▶ Activity: Counting only lines below that contain the string "header", give the total as a single number.

(Beginning of Material for the task)

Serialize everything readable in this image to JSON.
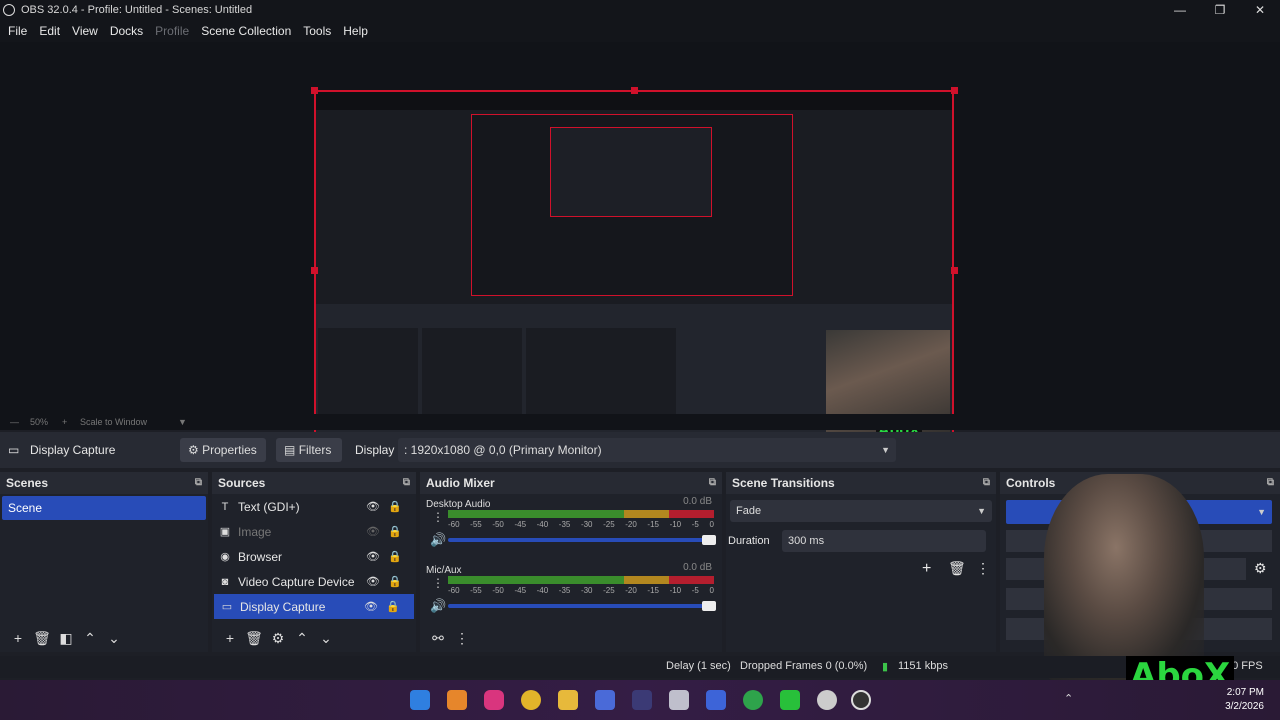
{
  "window": {
    "title": "OBS 32.0.4 - Profile: Untitled - Scenes: Untitled",
    "minimize": "—",
    "maximize": "❐",
    "close": "✕"
  },
  "menu": [
    "File",
    "Edit",
    "View",
    "Docks",
    "Profile",
    "Scene Collection",
    "Tools",
    "Help"
  ],
  "preview": {
    "watermark": "AboX",
    "zoom": "50%",
    "scale_mode": "Scale to Window"
  },
  "source_toolbar": {
    "source_name": "Display Capture",
    "properties_label": "Properties",
    "filters_label": "Filters",
    "display_label": "Display",
    "display_value": ": 1920x1080 @ 0,0 (Primary Monitor)"
  },
  "scenes": {
    "header": "Scenes",
    "items": [
      "Scene"
    ]
  },
  "sources": {
    "header": "Sources",
    "items": [
      {
        "icon": "T",
        "name": "Text (GDI+)"
      },
      {
        "icon": "▣",
        "name": "Image"
      },
      {
        "icon": "◉",
        "name": "Browser"
      },
      {
        "icon": "◙",
        "name": "Video Capture Device"
      },
      {
        "icon": "▭",
        "name": "Display Capture"
      }
    ]
  },
  "audio_mixer": {
    "header": "Audio Mixer",
    "channels": [
      {
        "name": "Desktop Audio",
        "db": "0.0 dB",
        "volume": 1.0
      },
      {
        "name": "Mic/Aux",
        "db": "0.0 dB",
        "volume": 1.0
      }
    ],
    "ticks": [
      "-60",
      "-55",
      "-50",
      "-45",
      "-40",
      "-35",
      "-30",
      "-25",
      "-20",
      "-15",
      "-10",
      "-5",
      "0"
    ]
  },
  "scene_transitions": {
    "header": "Scene Transitions",
    "transition": "Fade",
    "duration_label": "Duration",
    "duration_value": "300 ms"
  },
  "controls": {
    "header": "Controls"
  },
  "status": {
    "delay": "Delay (1 sec)",
    "dropped": "Dropped Frames 0 (0.0%)",
    "bitrate": "1151 kbps",
    "fps": "30 FPS"
  },
  "taskbar": {
    "time": "2:07 PM",
    "date": "3/2/2026"
  },
  "colors": {
    "accent": "#284cb8",
    "selection_border": "#d0112b",
    "meter_green": "#3a8d2c",
    "meter_yellow": "#b2871f",
    "meter_red": "#b41e2e"
  }
}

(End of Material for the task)

▶ The answer: 5